They’ve been known to take prey as large as a sandhill crane. So an owl in the air would have its hands full, if it had hands.
But at night, owls reign supreme. They can snatch falcons off the nest or from cliff edge roosts. The predation is so severe that when falcons were being reintroduced in the eastern United States, including Maine, the first step for biologists was to survey for great horned owls in order to make sure there were none around.
Surveying for owls isn’t too hard. Since they tend to take over conspicuous nests, and they begin nesting so early, an aerial search may turn up a pair. More often, they can be found just by listening for mid-winter hooting. Great horned owl couples hoot a lot before egg-laying season begins. As with most raptors, female owls are bigger. But male owls have a larger voice box. Both owls hoot to each other, and his voice is lower.
All of this hooting activity should commence soon. In fact, other owl species will be joining the chorus presently. Expect more about hooting owls next week.
It’s no surprise that an owl this big and tough is widespread. It’s found throughout North America right up to the tree line in Canada, and down through much of South America all the way to Argentina. That encompasses a lot of different habitats. While mammals are the owls’ top prey, and birds are number two, owls of the desert dine on scorpions and consume many reptiles and snakes. Cottonmouths of the swamps and rattlesnakes of the prairie are on the menu.
So, yeah, they can take a cat.
Bob Duchesne serves as vice president of Maine Audubon’s Penobscot Valley Chapter.

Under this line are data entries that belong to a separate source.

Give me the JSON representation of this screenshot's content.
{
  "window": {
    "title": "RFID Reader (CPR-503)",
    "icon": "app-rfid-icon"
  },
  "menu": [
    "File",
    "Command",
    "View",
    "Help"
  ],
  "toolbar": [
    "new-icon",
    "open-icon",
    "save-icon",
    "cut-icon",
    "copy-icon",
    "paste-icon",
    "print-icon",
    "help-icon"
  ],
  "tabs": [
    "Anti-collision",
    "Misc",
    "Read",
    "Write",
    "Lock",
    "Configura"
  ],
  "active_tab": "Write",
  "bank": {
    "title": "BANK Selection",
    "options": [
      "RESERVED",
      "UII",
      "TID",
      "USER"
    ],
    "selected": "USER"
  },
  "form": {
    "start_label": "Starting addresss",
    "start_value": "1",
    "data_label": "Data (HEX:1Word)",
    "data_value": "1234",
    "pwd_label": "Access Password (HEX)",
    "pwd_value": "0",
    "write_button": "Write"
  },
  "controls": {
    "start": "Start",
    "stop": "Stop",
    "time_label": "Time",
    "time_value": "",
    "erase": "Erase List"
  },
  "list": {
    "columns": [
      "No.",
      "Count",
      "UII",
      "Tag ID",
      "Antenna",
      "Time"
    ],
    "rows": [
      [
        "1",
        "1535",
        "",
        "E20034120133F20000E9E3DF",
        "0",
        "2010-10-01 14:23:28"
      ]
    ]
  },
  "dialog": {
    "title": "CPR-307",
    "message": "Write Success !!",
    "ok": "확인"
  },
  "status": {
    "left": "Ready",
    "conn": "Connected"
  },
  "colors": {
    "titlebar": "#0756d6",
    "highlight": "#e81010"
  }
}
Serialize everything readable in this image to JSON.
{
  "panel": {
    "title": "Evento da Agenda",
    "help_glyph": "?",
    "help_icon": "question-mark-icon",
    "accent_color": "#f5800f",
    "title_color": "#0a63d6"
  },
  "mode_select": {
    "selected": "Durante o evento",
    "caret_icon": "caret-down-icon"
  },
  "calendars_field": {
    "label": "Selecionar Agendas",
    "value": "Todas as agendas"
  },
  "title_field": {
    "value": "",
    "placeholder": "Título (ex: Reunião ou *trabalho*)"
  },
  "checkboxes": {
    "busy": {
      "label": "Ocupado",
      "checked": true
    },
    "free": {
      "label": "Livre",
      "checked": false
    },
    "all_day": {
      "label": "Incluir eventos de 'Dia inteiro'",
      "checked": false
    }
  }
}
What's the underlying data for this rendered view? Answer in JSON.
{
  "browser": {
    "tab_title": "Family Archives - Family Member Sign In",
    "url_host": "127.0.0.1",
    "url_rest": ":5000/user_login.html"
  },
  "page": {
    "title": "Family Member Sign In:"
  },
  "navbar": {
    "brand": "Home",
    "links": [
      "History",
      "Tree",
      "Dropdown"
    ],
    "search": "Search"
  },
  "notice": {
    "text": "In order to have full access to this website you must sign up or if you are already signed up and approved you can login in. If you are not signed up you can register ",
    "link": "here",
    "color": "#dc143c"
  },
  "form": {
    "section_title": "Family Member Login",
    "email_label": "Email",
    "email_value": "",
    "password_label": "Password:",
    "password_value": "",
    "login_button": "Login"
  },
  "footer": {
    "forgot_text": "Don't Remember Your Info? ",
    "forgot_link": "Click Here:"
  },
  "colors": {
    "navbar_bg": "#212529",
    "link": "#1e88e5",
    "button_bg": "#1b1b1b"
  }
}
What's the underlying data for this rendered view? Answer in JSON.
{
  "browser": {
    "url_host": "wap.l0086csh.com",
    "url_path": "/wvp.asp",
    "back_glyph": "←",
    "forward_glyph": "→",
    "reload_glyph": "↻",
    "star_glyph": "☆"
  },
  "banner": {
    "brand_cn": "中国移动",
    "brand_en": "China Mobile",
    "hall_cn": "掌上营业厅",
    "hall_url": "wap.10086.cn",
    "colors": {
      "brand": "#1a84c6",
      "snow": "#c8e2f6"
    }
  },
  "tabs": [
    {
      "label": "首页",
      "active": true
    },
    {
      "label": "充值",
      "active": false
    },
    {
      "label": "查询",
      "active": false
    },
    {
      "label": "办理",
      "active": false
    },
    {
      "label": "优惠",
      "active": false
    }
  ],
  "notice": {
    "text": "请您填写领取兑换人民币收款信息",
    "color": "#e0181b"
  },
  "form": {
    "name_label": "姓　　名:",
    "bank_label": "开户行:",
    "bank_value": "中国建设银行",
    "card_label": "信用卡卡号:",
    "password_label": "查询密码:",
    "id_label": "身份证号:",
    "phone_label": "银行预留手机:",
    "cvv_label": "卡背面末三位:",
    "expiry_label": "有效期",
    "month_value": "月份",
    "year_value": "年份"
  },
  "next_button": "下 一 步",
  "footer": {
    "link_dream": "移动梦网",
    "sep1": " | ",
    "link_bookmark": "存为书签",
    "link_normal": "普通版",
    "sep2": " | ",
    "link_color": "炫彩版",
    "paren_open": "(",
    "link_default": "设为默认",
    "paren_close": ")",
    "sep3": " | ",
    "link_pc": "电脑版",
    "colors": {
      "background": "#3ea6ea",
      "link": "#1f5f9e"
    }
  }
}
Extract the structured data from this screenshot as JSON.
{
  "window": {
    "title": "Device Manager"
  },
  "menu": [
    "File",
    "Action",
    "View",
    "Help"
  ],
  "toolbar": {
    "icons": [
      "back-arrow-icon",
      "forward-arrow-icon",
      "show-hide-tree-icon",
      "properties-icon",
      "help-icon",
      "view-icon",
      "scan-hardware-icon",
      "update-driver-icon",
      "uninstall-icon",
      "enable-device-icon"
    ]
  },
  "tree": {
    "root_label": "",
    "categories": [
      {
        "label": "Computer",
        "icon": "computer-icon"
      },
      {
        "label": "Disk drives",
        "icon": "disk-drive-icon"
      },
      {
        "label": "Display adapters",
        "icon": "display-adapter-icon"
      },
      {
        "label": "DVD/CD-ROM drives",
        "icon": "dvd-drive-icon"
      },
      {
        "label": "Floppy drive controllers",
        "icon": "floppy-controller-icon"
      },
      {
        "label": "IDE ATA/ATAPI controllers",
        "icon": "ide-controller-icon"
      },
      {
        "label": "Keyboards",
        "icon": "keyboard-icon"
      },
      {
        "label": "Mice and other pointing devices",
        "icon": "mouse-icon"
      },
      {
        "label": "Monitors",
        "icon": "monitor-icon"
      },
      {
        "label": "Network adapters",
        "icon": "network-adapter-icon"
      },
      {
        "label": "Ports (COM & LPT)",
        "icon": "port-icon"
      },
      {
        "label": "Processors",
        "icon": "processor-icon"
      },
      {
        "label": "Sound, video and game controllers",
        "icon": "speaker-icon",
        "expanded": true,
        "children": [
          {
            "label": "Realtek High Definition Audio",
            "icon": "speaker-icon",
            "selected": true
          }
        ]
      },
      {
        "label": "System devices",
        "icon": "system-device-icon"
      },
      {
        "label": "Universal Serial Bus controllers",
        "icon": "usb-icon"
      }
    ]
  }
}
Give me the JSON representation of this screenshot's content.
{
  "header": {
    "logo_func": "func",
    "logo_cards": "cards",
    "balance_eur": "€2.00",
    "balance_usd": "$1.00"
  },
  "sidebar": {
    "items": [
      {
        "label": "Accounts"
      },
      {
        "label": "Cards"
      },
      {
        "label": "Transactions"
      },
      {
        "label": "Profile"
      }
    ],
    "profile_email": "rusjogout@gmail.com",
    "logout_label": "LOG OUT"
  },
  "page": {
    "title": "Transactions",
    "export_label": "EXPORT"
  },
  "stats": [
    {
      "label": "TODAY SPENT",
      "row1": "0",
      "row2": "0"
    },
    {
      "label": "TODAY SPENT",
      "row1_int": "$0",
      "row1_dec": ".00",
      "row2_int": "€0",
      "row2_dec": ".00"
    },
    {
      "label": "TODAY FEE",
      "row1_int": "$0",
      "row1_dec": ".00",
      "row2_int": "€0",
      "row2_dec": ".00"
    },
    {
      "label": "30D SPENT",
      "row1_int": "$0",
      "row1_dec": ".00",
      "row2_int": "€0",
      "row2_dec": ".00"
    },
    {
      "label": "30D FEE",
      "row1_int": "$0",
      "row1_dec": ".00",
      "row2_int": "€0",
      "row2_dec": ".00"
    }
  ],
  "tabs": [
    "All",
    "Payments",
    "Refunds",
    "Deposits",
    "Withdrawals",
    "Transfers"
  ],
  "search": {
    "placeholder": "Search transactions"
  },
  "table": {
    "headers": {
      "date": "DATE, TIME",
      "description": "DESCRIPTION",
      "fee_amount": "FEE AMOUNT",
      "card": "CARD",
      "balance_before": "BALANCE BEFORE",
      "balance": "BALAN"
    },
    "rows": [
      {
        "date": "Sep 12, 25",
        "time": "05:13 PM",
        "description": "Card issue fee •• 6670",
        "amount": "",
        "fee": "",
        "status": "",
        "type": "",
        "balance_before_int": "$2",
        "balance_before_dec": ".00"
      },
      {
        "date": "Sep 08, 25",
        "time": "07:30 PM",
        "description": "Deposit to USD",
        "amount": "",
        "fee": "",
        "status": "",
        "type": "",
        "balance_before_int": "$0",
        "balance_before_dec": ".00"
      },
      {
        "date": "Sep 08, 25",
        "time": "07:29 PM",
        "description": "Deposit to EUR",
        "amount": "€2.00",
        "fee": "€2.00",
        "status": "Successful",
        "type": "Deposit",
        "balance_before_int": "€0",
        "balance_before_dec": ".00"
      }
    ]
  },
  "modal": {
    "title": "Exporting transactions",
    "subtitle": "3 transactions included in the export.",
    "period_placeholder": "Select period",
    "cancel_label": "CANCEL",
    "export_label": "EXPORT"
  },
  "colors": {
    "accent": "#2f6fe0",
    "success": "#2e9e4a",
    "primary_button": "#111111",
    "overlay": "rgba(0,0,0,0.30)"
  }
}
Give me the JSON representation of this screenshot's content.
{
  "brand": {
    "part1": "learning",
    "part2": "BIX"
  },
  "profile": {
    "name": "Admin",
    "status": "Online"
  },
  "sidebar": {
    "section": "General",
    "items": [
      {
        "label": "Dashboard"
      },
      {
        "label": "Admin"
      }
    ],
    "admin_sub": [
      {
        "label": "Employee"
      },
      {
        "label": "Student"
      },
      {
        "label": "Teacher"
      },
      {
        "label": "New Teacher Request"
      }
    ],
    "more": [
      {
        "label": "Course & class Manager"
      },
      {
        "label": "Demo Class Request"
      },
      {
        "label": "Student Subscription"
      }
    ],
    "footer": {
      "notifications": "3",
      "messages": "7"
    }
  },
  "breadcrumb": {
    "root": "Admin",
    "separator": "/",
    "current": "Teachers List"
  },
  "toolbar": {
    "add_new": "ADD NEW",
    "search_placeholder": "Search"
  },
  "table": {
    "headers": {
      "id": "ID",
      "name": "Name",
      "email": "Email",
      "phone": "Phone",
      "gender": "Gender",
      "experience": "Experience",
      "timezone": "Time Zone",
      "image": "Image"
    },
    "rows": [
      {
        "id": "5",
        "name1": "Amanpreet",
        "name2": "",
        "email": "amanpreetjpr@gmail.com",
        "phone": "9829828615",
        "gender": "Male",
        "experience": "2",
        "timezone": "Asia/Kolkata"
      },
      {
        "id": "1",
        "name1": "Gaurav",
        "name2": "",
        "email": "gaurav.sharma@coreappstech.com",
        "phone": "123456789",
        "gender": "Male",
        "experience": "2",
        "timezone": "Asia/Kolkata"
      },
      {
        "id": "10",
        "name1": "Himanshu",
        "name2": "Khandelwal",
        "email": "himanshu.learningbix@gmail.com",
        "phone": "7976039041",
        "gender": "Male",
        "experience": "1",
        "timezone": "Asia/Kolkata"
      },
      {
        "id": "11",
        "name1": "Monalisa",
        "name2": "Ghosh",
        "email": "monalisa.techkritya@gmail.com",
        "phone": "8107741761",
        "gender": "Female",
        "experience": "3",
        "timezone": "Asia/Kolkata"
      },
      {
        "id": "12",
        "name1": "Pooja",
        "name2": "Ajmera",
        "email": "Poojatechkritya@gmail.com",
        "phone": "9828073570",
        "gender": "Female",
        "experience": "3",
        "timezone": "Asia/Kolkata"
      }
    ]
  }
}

He developed the Maine Birding Trail, with information at mainebirdingtrail.com. He can be reached at firstname.lastname@example.org.